The 2017 John Deere Classic winner finished in a tie for 4th on his debut year two years ago and whilst he missed the cut 12 months ago, I am happy to give him another chance.
DeChambeau finished 14th at the Mayakoba earlier this season, a bonus bit of optimism this week and if he can build on his performances in Phoenix (5th) and Bay Hill which have both come on his last six starts, he can certainly feature here, in a field where a lot of the top players are absent.
Austin Cook 100/1 (Winner) 0.5pt e/w:
Cook played in his first Masters last week, and struggled, missing the weekend due to rounds of 74-80 on Thursday and Friday. This doesn’t concern me though, as Augusta is not the sort of course that plays into Cook’s strengths, who moreover anything else, doesn’t hit it that far off the tee. Factor that in with the fact it was his debut on a course that rewards experience, and him missing the cut should be no surprise.
He played exceptionally well to start the season, getting a win and five more top-25 finishes, in eight appearances, making every cut in the process. One of those top-25’s came at the Tournament of Champions however, so a T22 finish should really be chalked up as disappointing in a 30-man field. Again though, this isn’t a course you’d expect him to compete at, and his form at other events is far more intriguing.
Cook won the RSM Classic, finished T18 at the Sony Open and also made the weekend at the Mayakoba (T50) after shooting an opening-round 66. All these performances suggest this style of track suits Cook’s game.
Whilst his current run of form (MC-T49-T40-T36-MC) suggests Cook is struggling of late, I remain optimistic regarding his chances this week, as this test looks right up his alley.

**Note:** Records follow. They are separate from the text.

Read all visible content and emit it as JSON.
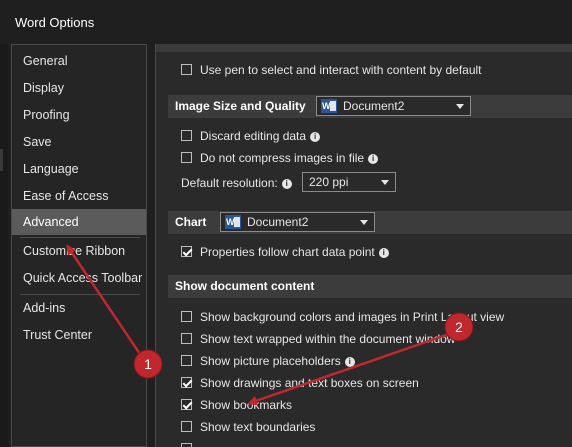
{
  "window": {
    "title": "Word Options"
  },
  "nav": {
    "items": [
      "General",
      "Display",
      "Proofing",
      "Save",
      "Language",
      "Ease of Access",
      "Advanced",
      "Customize Ribbon",
      "Quick Access Toolbar",
      "Add-ins",
      "Trust Center"
    ],
    "active": "Advanced"
  },
  "content": {
    "pen_row": {
      "label": "Use pen to select and interact with content by default",
      "checked": false
    },
    "image_size": {
      "header": "Image Size and Quality",
      "document": "Document2",
      "discard": {
        "label": "Discard editing data",
        "checked": false
      },
      "no_compress": {
        "label": "Do not compress images in file",
        "checked": false
      },
      "resolution_label": "Default resolution:",
      "resolution_value": "220 ppi"
    },
    "chart": {
      "header": "Chart",
      "document": "Document2",
      "properties": {
        "label": "Properties follow chart data point",
        "checked": true
      }
    },
    "show_doc": {
      "header": "Show document content",
      "items": [
        {
          "label": "Show background colors and images in Print Layout view",
          "checked": false
        },
        {
          "label": "Show text wrapped within the document window",
          "checked": false
        },
        {
          "label": "Show picture placeholders",
          "checked": false
        },
        {
          "label": "Show drawings and text boxes on screen",
          "checked": true
        },
        {
          "label": "Show bookmarks",
          "checked": true
        },
        {
          "label": "Show text boundaries",
          "checked": false
        }
      ]
    }
  },
  "annotations": {
    "badge1": "1",
    "badge2": "2",
    "color": "#c0282d"
  }
}
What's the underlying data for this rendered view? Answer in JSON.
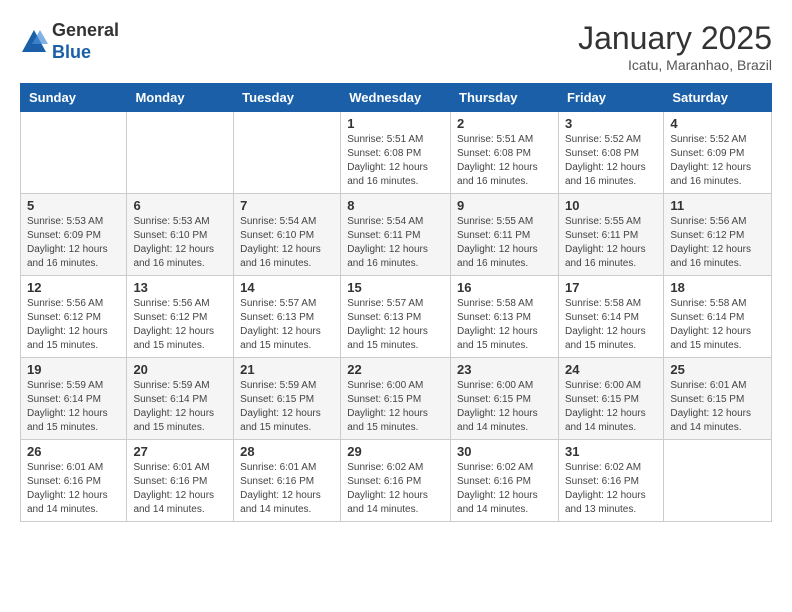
{
  "logo": {
    "general": "General",
    "blue": "Blue"
  },
  "header": {
    "title": "January 2025",
    "subtitle": "Icatu, Maranhao, Brazil"
  },
  "days_of_week": [
    "Sunday",
    "Monday",
    "Tuesday",
    "Wednesday",
    "Thursday",
    "Friday",
    "Saturday"
  ],
  "weeks": [
    [
      {
        "num": "",
        "info": ""
      },
      {
        "num": "",
        "info": ""
      },
      {
        "num": "",
        "info": ""
      },
      {
        "num": "1",
        "info": "Sunrise: 5:51 AM\nSunset: 6:08 PM\nDaylight: 12 hours\nand 16 minutes."
      },
      {
        "num": "2",
        "info": "Sunrise: 5:51 AM\nSunset: 6:08 PM\nDaylight: 12 hours\nand 16 minutes."
      },
      {
        "num": "3",
        "info": "Sunrise: 5:52 AM\nSunset: 6:08 PM\nDaylight: 12 hours\nand 16 minutes."
      },
      {
        "num": "4",
        "info": "Sunrise: 5:52 AM\nSunset: 6:09 PM\nDaylight: 12 hours\nand 16 minutes."
      }
    ],
    [
      {
        "num": "5",
        "info": "Sunrise: 5:53 AM\nSunset: 6:09 PM\nDaylight: 12 hours\nand 16 minutes."
      },
      {
        "num": "6",
        "info": "Sunrise: 5:53 AM\nSunset: 6:10 PM\nDaylight: 12 hours\nand 16 minutes."
      },
      {
        "num": "7",
        "info": "Sunrise: 5:54 AM\nSunset: 6:10 PM\nDaylight: 12 hours\nand 16 minutes."
      },
      {
        "num": "8",
        "info": "Sunrise: 5:54 AM\nSunset: 6:11 PM\nDaylight: 12 hours\nand 16 minutes."
      },
      {
        "num": "9",
        "info": "Sunrise: 5:55 AM\nSunset: 6:11 PM\nDaylight: 12 hours\nand 16 minutes."
      },
      {
        "num": "10",
        "info": "Sunrise: 5:55 AM\nSunset: 6:11 PM\nDaylight: 12 hours\nand 16 minutes."
      },
      {
        "num": "11",
        "info": "Sunrise: 5:56 AM\nSunset: 6:12 PM\nDaylight: 12 hours\nand 16 minutes."
      }
    ],
    [
      {
        "num": "12",
        "info": "Sunrise: 5:56 AM\nSunset: 6:12 PM\nDaylight: 12 hours\nand 15 minutes."
      },
      {
        "num": "13",
        "info": "Sunrise: 5:56 AM\nSunset: 6:12 PM\nDaylight: 12 hours\nand 15 minutes."
      },
      {
        "num": "14",
        "info": "Sunrise: 5:57 AM\nSunset: 6:13 PM\nDaylight: 12 hours\nand 15 minutes."
      },
      {
        "num": "15",
        "info": "Sunrise: 5:57 AM\nSunset: 6:13 PM\nDaylight: 12 hours\nand 15 minutes."
      },
      {
        "num": "16",
        "info": "Sunrise: 5:58 AM\nSunset: 6:13 PM\nDaylight: 12 hours\nand 15 minutes."
      },
      {
        "num": "17",
        "info": "Sunrise: 5:58 AM\nSunset: 6:14 PM\nDaylight: 12 hours\nand 15 minutes."
      },
      {
        "num": "18",
        "info": "Sunrise: 5:58 AM\nSunset: 6:14 PM\nDaylight: 12 hours\nand 15 minutes."
      }
    ],
    [
      {
        "num": "19",
        "info": "Sunrise: 5:59 AM\nSunset: 6:14 PM\nDaylight: 12 hours\nand 15 minutes."
      },
      {
        "num": "20",
        "info": "Sunrise: 5:59 AM\nSunset: 6:14 PM\nDaylight: 12 hours\nand 15 minutes."
      },
      {
        "num": "21",
        "info": "Sunrise: 5:59 AM\nSunset: 6:15 PM\nDaylight: 12 hours\nand 15 minutes."
      },
      {
        "num": "22",
        "info": "Sunrise: 6:00 AM\nSunset: 6:15 PM\nDaylight: 12 hours\nand 15 minutes."
      },
      {
        "num": "23",
        "info": "Sunrise: 6:00 AM\nSunset: 6:15 PM\nDaylight: 12 hours\nand 14 minutes."
      },
      {
        "num": "24",
        "info": "Sunrise: 6:00 AM\nSunset: 6:15 PM\nDaylight: 12 hours\nand 14 minutes."
      },
      {
        "num": "25",
        "info": "Sunrise: 6:01 AM\nSunset: 6:15 PM\nDaylight: 12 hours\nand 14 minutes."
      }
    ],
    [
      {
        "num": "26",
        "info": "Sunrise: 6:01 AM\nSunset: 6:16 PM\nDaylight: 12 hours\nand 14 minutes."
      },
      {
        "num": "27",
        "info": "Sunrise: 6:01 AM\nSunset: 6:16 PM\nDaylight: 12 hours\nand 14 minutes."
      },
      {
        "num": "28",
        "info": "Sunrise: 6:01 AM\nSunset: 6:16 PM\nDaylight: 12 hours\nand 14 minutes."
      },
      {
        "num": "29",
        "info": "Sunrise: 6:02 AM\nSunset: 6:16 PM\nDaylight: 12 hours\nand 14 minutes."
      },
      {
        "num": "30",
        "info": "Sunrise: 6:02 AM\nSunset: 6:16 PM\nDaylight: 12 hours\nand 14 minutes."
      },
      {
        "num": "31",
        "info": "Sunrise: 6:02 AM\nSunset: 6:16 PM\nDaylight: 12 hours\nand 13 minutes."
      },
      {
        "num": "",
        "info": ""
      }
    ]
  ]
}
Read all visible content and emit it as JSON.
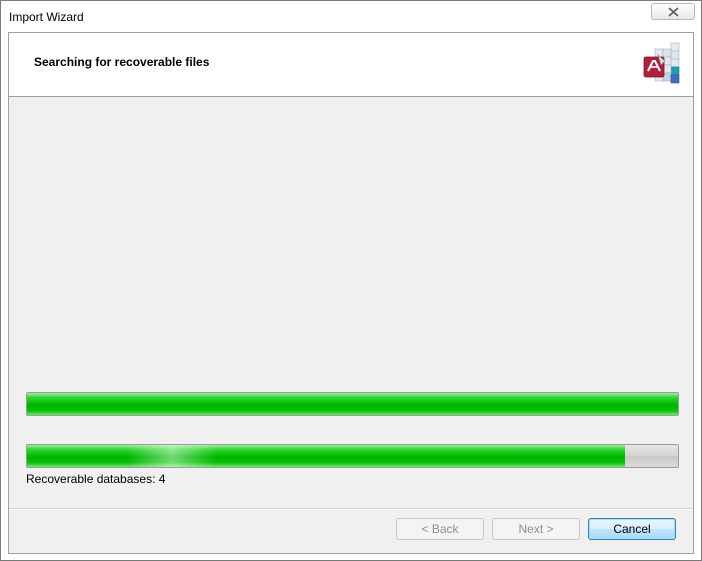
{
  "window": {
    "title": "Import Wizard"
  },
  "header": {
    "title": "Searching for recoverable files",
    "logo_icon": "database-recovery-icon"
  },
  "progress": {
    "overall_fraction": 1.0,
    "current_fraction": 0.918
  },
  "status": {
    "recoverable_text": "Recoverable databases: 4"
  },
  "buttons": {
    "back_label": "< Back",
    "next_label": "Next >",
    "cancel_label": "Cancel"
  },
  "colors": {
    "progress_green": "#03c203",
    "accent_blue": "#3c7fb1"
  }
}
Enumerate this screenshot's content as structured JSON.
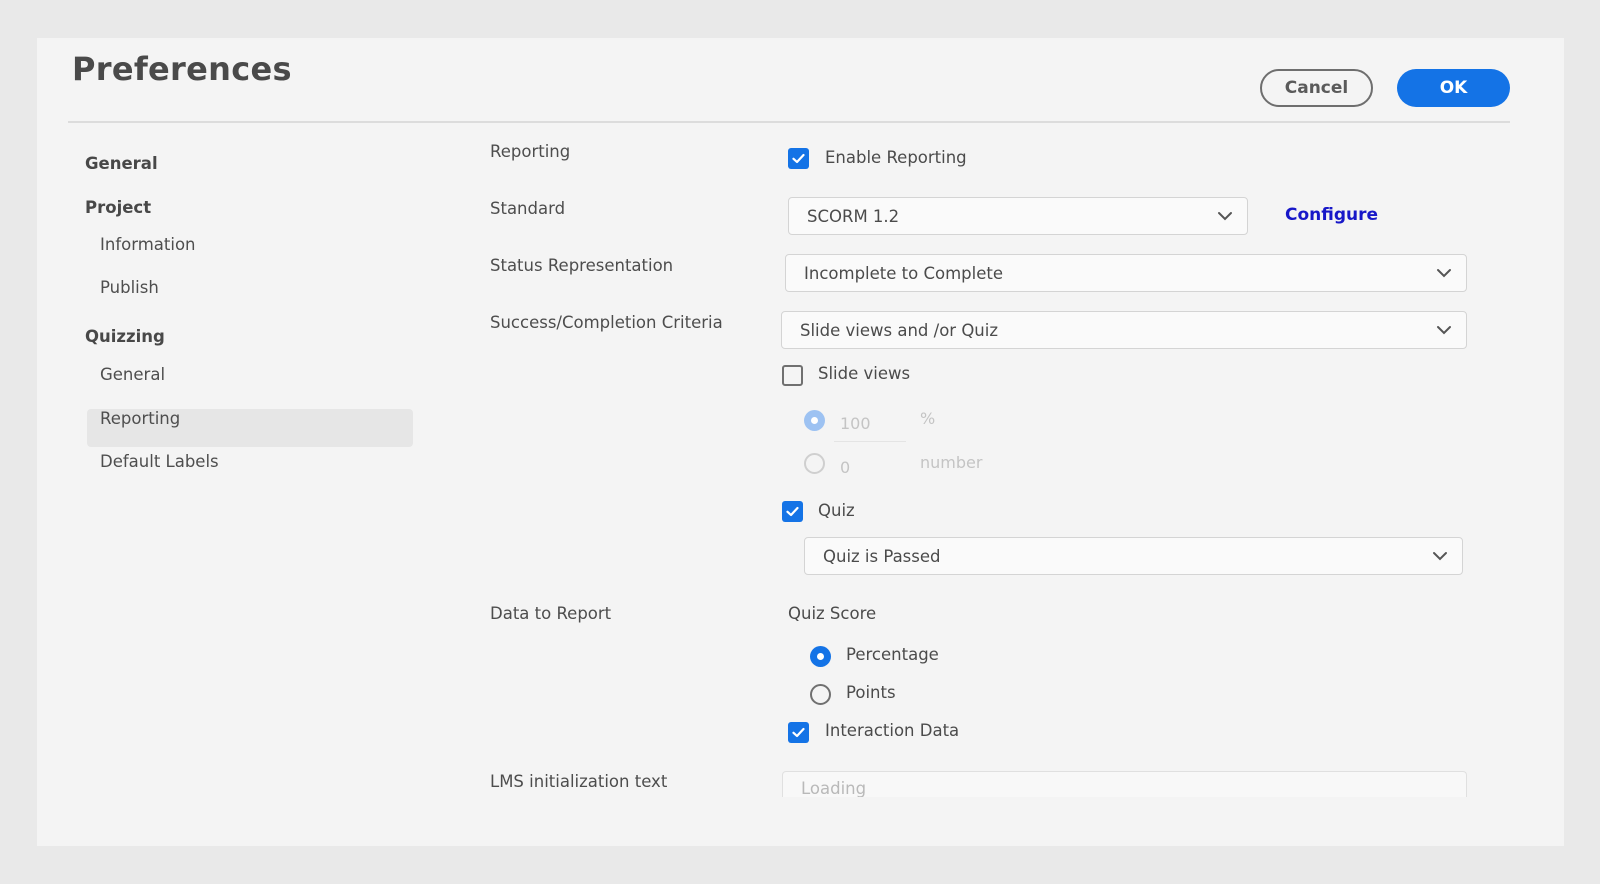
{
  "dialog": {
    "title": "Preferences",
    "cancel_label": "Cancel",
    "ok_label": "OK"
  },
  "sidebar": {
    "items": [
      {
        "label": "General",
        "type": "section"
      },
      {
        "label": "Project",
        "type": "section"
      },
      {
        "label": "Information",
        "type": "sub"
      },
      {
        "label": "Publish",
        "type": "sub"
      },
      {
        "label": "Quizzing",
        "type": "section"
      },
      {
        "label": "General",
        "type": "sub"
      },
      {
        "label": "Reporting",
        "type": "sub",
        "selected": true
      },
      {
        "label": "Default Labels",
        "type": "sub"
      }
    ]
  },
  "form": {
    "reporting": {
      "label": "Reporting",
      "enable_reporting": {
        "label": "Enable Reporting",
        "checked": true
      }
    },
    "standard": {
      "label": "Standard",
      "value": "SCORM 1.2",
      "configure_label": "Configure"
    },
    "status_representation": {
      "label": "Status Representation",
      "value": "Incomplete to Complete"
    },
    "success_criteria": {
      "label": "Success/Completion Criteria",
      "value": "Slide views and /or Quiz",
      "slide_views": {
        "label": "Slide views",
        "checked": false,
        "percent_option": {
          "value": "100",
          "unit": "%",
          "selected": true,
          "disabled": true
        },
        "number_option": {
          "value": "0",
          "unit": "number",
          "selected": false,
          "disabled": true
        }
      },
      "quiz": {
        "label": "Quiz",
        "checked": true,
        "value": "Quiz is Passed"
      }
    },
    "data_to_report": {
      "label": "Data to Report",
      "quiz_score_label": "Quiz Score",
      "options": [
        {
          "label": "Percentage",
          "selected": true
        },
        {
          "label": "Points",
          "selected": false
        }
      ],
      "interaction_data": {
        "label": "Interaction Data",
        "checked": true
      }
    },
    "lms_init": {
      "label": "LMS initialization text",
      "placeholder": "Loading"
    }
  },
  "colors": {
    "accent": "#1473e6",
    "link": "#1717c8",
    "background": "#f4f4f4"
  }
}
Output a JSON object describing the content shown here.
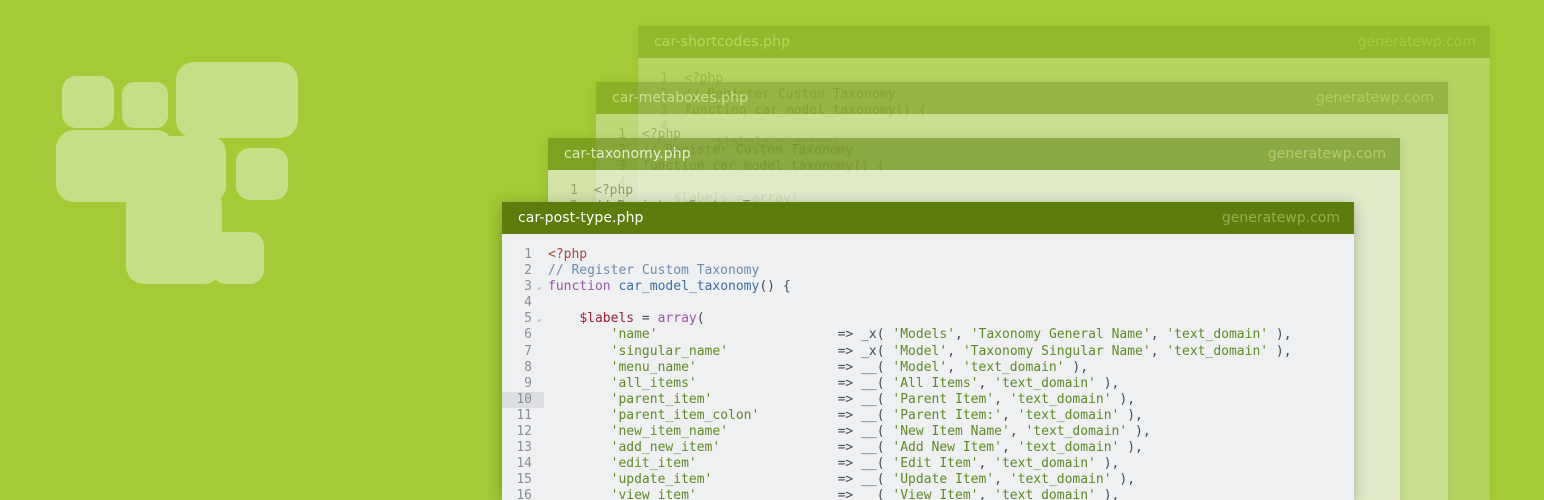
{
  "logo": {
    "name": "generatewp-logo"
  },
  "windows": [
    {
      "title": "car-shortcodes.php",
      "brand": "generatewp.com"
    },
    {
      "title": "car-metaboxes.php",
      "brand": "generatewp.com"
    },
    {
      "title": "car-taxonomy.php",
      "brand": "generatewp.com"
    },
    {
      "title": "car-post-type.php",
      "brand": "generatewp.com"
    }
  ],
  "code": {
    "active_line": 10,
    "lines": [
      {
        "n": "1",
        "text": "<?php"
      },
      {
        "n": "2",
        "text": "// Register Custom Taxonomy"
      },
      {
        "n": "3",
        "text": "function car_model_taxonomy() {"
      },
      {
        "n": "4",
        "text": ""
      },
      {
        "n": "5",
        "text": "    $labels = array("
      },
      {
        "n": "6",
        "text": "        'name'                       => _x( 'Models', 'Taxonomy General Name', 'text_domain' ),"
      },
      {
        "n": "7",
        "text": "        'singular_name'              => _x( 'Model', 'Taxonomy Singular Name', 'text_domain' ),"
      },
      {
        "n": "8",
        "text": "        'menu_name'                  => __( 'Model', 'text_domain' ),"
      },
      {
        "n": "9",
        "text": "        'all_items'                  => __( 'All Items', 'text_domain' ),"
      },
      {
        "n": "10",
        "text": "        'parent_item'                => __( 'Parent Item', 'text_domain' ),"
      },
      {
        "n": "11",
        "text": "        'parent_item_colon'          => __( 'Parent Item:', 'text_domain' ),"
      },
      {
        "n": "12",
        "text": "        'new_item_name'              => __( 'New Item Name', 'text_domain' ),"
      },
      {
        "n": "13",
        "text": "        'add_new_item'               => __( 'Add New Item', 'text_domain' ),"
      },
      {
        "n": "14",
        "text": "        'edit_item'                  => __( 'Edit Item', 'text_domain' ),"
      },
      {
        "n": "15",
        "text": "        'update_item'                => __( 'Update Item', 'text_domain' ),"
      },
      {
        "n": "16",
        "text": "        'view_item'                  => __( 'View Item', 'text_domain' ),"
      }
    ]
  },
  "bg_code": [
    {
      "n": "1",
      "text": "<?php"
    },
    {
      "n": "2",
      "text": "// Register Custom Taxonomy"
    },
    {
      "n": "3",
      "text": "function car_model_taxonomy() {"
    },
    {
      "n": "4",
      "text": ""
    },
    {
      "n": "5",
      "text": "    $labels = array("
    }
  ],
  "colors": {
    "background": "#a2cb36",
    "header": "#5c7d0c",
    "editor_bg": "#eef0f2",
    "logo": "#c4df86"
  }
}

Another positive factor to bear in mind, Cook has veteran caddie, Kip Henley on the bag. Henley was previously Brian Gay’s caddie, and was so when Gay won here by ten strokes in 2009. This experience may well be invaluable to Cook, who will be looking for his second win of the season.
At 100/1, Cook looks overpriced to rediscover his early season form, on a course that should suit despite this being his debut.
Brian Gay 125/1 (Bet365) 0.5pt e/w:
Following straight on from the fact the information that Gay won here in 2009 by ten strokes, he has every chance of a repeat performance here, or at the very least threatening the top half a dozen players.
Gay has been producing some eye-catching performances this season, despite a run of three straight missed cuts, before a T22 finish at Bay Hill last time out. That effort at Bay Hill though was his sixth top-25 finish of the season, performing well at some correlating events.
His second top-25 of the season came at the aforementioned OHL Classic, followed by a 3rd place finish at another correlating event, the RSM Classic.
Top-9 finishes at both the Phoenix Open and Pebble Beach suggest his game is in good enough shape to contend across several venues this season, and I am happy to take a flyer on him, at a course we know certainly suits his game.
A 9th place finish here in 2006 and 6th place finish last season suggest that his win here in 2010 was no fluke, so whilst he is in the form he currently is this season, he should relish the chance to play here again.
Gay ranks 10th in Scrambling this season, and whilst his Green in Regulation figures (162nd) leave plenty to be desired, he is hitting enough on the weeks he’s played well. He ranked 23rd in the field in Greens in Regulation at both Pebble Beach and the Phoenix Open and 35th at the RSM Classic.
At 125/1 I thought he was overpriced to perform well on a course he’s done so before, given the promising signs he’s shown this season.
Total Points Staked this week: 6
Profit/Loss for 2018: -60.4